from pp. 4-5 in Walker’s Point National Register of Historic Places Inventory – Nomination Form (received February 22, 1978; entered December 19, 1978)

I also found some rather sad information about the home of Valentin Blatz, Jr., whose mansion was located a few blocks east and slightly north of his father’s, among the mansions that once lined Prospect Avenue above the shore of Lake Michigan.

First this

MIlwaukee Journal article on Blatz mansion vandalism - dated December 22, 1939 (from Google News)

MIlwaukee Journal article on Blatz mansion vandalism – dated December 22, 1939 (from Google News)

Which then led me to this

From Page 13 of the Historic Designation Study Report seeking City of Milwaukee Historic Structure status for the George J. Schuster house, 3209 W. Wells Street (no date)

From Page 13 of the Historic Designation Study Report seeking City of Milwaukee Historic Structure status for the George J. Schuster house, 3209 W. Wells Street (no date)

Which led, at last, to a little good news on the historic preservation front. I didn’t recognize the “Redstone Apartments” name indicated as the Schuster House’s alias as of the time of this undated report. But when I Googled “Schuster House” and the address indicated, I found this!

Schuster Mansion Bed & Breakfast (link to website here)

Schuster Mansion Bed & Breakfast (link to website here and to an article on the owners here)

The Schuster House has found new life, and you can stay there next time you visit Milwaukee!

Sadly, turning to the fate of the original Valentin Blatz, Sr., mansion, Milwaukee’s downtown area became a rather downscale place to live during the mid-20th century. By 1939, as noted in the article above, his son’s mansion had become a target for vandals. The old Blatz, Sr., mansion was divided up into rooming-house units, and eventually a storefront addition replaced its front and side yards.

Blatz mansion 12-3-1963

Former Blatz mansion, photo dated December 3, 1963

Blatz mansion, photo dated August 9, 1964

Former Blatz mansion, photo dated August 9, 1964

Finally, as happened all too often with older architecture in 1960s urban America, the former mansion was demolished in August 1964. To be replaced by . . .

A shopping center.

Those familiar with downtown Milwaukee will recognize the exact site of the Valentin Blatz mansion, at the southwest corner of Van Buren and Juneau. It is now the parking structure for Metro Market, a popular (and quite upscale) downtown grocery.

Metro Market, screen capture of Google Maps, Street View

Metro Market, screen capture of Google Maps, Street View

This seems like an appropriate time to cite one of the most haunting poems I know, “Ozymandias,” by Percy Bysshe Shelley:
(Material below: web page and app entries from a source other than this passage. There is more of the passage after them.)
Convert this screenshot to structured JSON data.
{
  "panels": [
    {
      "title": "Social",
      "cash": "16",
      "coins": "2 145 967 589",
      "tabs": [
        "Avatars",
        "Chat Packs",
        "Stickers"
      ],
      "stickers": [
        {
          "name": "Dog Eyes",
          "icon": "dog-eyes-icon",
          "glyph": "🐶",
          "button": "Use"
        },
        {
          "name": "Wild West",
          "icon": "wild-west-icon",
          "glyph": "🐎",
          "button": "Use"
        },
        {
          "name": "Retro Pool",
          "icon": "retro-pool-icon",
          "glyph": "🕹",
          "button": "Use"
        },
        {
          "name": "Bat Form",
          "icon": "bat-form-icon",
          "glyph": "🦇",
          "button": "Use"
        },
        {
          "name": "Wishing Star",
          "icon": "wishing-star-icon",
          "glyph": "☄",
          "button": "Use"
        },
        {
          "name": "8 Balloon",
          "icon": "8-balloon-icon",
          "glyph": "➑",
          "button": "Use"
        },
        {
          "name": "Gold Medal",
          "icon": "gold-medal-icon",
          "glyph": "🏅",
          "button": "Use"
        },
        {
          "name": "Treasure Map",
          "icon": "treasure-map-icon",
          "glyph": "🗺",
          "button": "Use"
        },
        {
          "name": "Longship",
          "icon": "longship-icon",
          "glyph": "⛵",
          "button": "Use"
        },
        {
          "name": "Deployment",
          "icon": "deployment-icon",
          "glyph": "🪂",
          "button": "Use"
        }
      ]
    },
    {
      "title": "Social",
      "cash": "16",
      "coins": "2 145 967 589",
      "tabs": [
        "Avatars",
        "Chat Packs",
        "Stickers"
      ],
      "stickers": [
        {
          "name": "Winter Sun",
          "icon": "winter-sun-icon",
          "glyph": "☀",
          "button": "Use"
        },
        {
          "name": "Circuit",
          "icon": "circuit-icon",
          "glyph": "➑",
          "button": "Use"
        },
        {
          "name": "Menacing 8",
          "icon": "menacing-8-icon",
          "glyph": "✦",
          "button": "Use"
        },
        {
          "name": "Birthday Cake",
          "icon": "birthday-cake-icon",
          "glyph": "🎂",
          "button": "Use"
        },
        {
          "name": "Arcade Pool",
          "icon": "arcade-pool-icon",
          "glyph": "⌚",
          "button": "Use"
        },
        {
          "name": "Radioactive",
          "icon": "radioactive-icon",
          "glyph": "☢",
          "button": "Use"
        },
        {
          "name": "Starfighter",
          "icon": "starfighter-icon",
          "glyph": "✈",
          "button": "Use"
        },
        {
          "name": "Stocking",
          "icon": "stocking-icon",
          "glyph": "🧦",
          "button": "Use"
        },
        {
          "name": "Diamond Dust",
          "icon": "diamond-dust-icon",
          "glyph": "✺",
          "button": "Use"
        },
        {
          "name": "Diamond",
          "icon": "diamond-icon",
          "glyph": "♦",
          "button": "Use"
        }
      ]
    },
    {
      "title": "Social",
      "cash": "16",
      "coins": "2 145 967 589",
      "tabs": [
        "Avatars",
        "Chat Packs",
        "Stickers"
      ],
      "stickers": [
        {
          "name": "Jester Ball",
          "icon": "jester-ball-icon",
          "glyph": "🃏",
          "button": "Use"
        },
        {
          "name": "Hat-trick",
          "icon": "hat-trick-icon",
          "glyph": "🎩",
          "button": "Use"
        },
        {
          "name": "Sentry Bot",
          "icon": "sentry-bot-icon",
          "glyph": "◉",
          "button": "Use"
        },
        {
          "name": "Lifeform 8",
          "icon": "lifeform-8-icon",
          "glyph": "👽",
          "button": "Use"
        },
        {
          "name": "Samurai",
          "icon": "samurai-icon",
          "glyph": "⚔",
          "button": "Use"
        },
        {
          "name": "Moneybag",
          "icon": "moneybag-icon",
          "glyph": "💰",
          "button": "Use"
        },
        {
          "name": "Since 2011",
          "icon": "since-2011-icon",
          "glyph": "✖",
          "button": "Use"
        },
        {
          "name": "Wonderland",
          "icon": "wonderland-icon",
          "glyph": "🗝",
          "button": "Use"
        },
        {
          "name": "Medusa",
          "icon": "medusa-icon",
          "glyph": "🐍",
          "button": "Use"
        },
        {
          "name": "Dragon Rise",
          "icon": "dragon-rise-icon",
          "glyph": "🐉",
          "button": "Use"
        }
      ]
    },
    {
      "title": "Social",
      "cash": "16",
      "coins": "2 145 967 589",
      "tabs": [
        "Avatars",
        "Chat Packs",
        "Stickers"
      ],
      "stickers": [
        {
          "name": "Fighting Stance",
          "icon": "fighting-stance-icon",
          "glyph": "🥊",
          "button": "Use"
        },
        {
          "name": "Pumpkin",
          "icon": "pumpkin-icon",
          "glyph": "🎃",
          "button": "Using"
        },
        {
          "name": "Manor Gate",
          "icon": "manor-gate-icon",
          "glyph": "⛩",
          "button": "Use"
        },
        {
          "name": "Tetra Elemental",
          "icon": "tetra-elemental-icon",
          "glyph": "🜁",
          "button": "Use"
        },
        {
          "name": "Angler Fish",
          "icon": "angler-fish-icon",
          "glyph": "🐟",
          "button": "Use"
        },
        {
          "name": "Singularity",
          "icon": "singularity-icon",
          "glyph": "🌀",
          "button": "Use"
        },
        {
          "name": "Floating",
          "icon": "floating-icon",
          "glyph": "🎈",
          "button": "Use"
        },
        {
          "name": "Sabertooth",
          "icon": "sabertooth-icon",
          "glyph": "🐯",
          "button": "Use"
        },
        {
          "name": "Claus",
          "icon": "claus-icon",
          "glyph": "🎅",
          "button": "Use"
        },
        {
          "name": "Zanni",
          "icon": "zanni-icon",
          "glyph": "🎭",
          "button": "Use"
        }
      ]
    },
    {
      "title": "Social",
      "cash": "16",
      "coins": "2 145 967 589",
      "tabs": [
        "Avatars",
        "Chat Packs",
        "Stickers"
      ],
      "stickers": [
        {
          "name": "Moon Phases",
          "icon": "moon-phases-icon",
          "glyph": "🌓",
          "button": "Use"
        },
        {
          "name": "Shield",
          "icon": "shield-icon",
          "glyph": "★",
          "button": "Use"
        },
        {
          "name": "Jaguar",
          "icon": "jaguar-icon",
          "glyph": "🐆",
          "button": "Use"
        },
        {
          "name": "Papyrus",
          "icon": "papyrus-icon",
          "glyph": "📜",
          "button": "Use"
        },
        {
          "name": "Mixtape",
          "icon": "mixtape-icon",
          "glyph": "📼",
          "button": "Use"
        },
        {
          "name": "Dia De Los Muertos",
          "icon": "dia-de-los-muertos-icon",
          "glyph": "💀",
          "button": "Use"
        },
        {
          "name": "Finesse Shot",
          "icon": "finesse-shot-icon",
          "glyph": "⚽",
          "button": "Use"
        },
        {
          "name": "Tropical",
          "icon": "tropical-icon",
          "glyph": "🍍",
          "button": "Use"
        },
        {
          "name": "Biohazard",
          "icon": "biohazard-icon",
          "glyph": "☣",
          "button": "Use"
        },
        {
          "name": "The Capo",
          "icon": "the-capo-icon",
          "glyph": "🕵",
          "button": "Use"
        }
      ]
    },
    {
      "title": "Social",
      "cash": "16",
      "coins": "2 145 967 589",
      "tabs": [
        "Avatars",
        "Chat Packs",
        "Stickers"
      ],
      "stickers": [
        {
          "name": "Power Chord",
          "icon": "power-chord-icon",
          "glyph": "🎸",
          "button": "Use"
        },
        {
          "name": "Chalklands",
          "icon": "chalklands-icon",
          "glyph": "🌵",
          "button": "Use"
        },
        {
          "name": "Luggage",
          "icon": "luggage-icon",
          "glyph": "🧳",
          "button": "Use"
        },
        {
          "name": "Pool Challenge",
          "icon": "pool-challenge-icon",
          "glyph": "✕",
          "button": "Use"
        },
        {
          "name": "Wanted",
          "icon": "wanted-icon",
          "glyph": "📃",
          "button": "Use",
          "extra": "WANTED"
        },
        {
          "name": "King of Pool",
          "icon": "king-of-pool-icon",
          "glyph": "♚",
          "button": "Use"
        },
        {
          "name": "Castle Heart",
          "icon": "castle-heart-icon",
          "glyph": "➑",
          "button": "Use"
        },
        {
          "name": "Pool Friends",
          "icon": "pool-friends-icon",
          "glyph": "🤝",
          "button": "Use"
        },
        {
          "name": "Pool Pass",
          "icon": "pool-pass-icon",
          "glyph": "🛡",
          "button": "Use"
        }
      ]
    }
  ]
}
I met a traveller from an antique land
Who said: “Two vast and trunkless legs of stone
Stand in the desert. Near them, on the sand,
Half sunk, a shattered visage lies, whose frown,
And wrinkled lip, and sneer of cold command,
Tell that its sculptor well those passions read
Which yet survive, stamped on these lifeless things,
The hand that mocked them and the heart that fed:
And on the pedestal these words appear:
‘My name is Ozymandias, king of kings:
Look on my works, ye Mighty, and despair!’
Nothing beside remains. Round the decay
Of that colossal wreck, boundless and bare
The lone and level sands stretch far away.”

Gee, wildebeests at the watering hole two days ago and now this today. I’m sure I’ll post something happier next time 🙂

About Katherine Wikoff

I am a college professor at Milwaukee School of Engineering, where I teach literature, film studies, political science, and communication. My blog is a space for playing with ideas about creativity, innovation, lifelong learning, and the nature of "insight."
This entry was posted in architecture, History, Life, Milwaukee and tagged , , , , , , , , , . Bookmark the permalink.

Leave a Reply

Fill in your details below or click an icon to log in:

WordPress.com Logo

You are commenting using your WordPress.com account. Log Out / Change )

Twitter picture

You are commenting using your Twitter account. Log Out / Change )

Facebook photo

You are commenting using your Facebook account. Log Out / Change )

Google+ photo

You are commenting using your Google+ account. Log Out / Change )

Connecting to %s